You might have an all-wheel drive car with snow tires and think it’s awesome in the snow. You’re probably right. However, there are some situations where even snow tires aren’t enough. It’s time to chain up.
First, of course, you have to buy chains for your car. They are sold in specific sizes, so buy the ones that fit your tires. There is a lot of variety in prices, but even the cheap ones are decent enough in a pinch. Once you have them home, practice putting them on. Your first time putting on chains should be on a safe, flat, and dry surface on a warm sunny day. Do not try to figure out how they work at night on the side of a road in a blizzard. Read the manual for any aspects unique to your set, and go from there.
Lay out the chain on the ground, spikes down. Straighten out the chains until each set resembles a chain ladder. Now, you will either drive onto the chains, or drape them over the tire. If the former, drive to the midway point with the tires centered in the chain, then stop, set the parking brake, and wrap the chain around the tire, and finishing with the connectors on each side of the tire. If the latter style chains, simply drape over the tire, getting them reasonably centered.
With the fasteners out of the way, slowly drive forward about 1 foot. Stop, apply parking break, and connect fasteners to complete installation. For either style, connect the inboard fasteners first, then pull the chain snug to the tire, and connect the outboard fastener. The reasoning behind this is that once a connection is made, the second is a little trickier, and you want that to be the one right in front of you, not the one hiding behind the tire.
Remember that you chains will need tightening, so drive slowly as conditions allow for about a mile (or less according to your manual), then pull over and tighten the chains. Then you should be good to go. Keep in mind they are not fool-proof and you can lose control even while chained up. Keep your speed down, as going 70 will likely damage the chains, your tires, and the road.

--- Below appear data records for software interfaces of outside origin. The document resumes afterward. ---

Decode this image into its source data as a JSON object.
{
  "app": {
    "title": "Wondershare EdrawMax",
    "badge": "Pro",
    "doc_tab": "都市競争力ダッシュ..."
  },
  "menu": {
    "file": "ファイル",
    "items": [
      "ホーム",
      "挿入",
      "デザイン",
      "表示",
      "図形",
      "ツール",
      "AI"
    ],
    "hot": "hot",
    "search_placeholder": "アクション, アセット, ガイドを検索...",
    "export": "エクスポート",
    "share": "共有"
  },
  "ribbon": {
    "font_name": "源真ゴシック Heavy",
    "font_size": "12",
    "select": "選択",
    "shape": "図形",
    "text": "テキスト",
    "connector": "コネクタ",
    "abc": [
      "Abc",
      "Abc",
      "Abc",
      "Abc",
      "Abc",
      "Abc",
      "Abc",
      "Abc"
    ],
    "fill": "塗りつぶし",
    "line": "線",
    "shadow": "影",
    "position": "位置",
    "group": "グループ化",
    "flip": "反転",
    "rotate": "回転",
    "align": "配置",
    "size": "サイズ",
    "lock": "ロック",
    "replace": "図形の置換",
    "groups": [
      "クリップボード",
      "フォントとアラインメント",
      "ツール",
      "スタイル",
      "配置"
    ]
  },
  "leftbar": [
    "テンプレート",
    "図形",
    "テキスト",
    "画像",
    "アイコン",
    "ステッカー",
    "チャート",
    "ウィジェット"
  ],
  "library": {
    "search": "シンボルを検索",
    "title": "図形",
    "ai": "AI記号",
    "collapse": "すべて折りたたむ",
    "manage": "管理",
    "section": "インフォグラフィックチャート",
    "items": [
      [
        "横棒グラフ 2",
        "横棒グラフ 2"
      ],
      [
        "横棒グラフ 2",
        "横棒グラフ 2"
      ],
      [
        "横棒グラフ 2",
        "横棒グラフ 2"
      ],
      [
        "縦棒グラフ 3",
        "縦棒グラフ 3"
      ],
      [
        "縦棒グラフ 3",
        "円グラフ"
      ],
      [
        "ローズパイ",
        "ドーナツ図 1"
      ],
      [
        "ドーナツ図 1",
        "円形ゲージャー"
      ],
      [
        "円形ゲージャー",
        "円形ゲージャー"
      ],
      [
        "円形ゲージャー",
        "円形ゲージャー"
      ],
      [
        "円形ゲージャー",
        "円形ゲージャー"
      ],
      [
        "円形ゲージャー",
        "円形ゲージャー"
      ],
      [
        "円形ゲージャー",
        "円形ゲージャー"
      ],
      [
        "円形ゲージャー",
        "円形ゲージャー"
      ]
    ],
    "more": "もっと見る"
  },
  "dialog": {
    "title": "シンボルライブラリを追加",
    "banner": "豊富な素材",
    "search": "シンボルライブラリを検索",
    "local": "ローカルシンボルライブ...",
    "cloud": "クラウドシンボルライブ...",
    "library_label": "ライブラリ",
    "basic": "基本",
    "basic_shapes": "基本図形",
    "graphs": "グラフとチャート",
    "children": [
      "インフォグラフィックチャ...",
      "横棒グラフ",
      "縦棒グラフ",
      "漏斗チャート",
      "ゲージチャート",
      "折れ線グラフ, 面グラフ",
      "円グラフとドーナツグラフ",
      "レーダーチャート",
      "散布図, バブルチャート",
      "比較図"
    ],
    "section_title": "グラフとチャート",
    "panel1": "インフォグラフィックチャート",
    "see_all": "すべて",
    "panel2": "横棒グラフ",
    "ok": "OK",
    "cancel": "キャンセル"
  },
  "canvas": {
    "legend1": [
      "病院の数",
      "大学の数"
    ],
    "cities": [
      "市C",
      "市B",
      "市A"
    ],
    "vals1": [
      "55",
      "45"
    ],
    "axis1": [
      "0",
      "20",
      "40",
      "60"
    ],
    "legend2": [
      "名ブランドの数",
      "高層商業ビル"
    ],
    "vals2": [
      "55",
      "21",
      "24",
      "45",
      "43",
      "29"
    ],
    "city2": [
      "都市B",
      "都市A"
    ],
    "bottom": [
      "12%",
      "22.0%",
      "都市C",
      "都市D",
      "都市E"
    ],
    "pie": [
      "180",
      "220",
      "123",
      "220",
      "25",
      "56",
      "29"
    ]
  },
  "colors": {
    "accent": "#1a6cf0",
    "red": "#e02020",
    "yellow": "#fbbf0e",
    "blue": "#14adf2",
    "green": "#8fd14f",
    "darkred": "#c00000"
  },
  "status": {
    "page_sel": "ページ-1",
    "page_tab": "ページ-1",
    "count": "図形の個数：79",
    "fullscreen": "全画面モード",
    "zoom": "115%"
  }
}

Once you are free of the ice and snow, remove the chains. Most jurisdictions prohibit chains when conditions are not severe, so take them off as soon as you safely can. Be sure to store them in the manufacturer’s case, and put them back in your trunk for next time. If you have any questions, YouTube offers a lot of how-to videos, many demonstrated by police and chain manufacturers.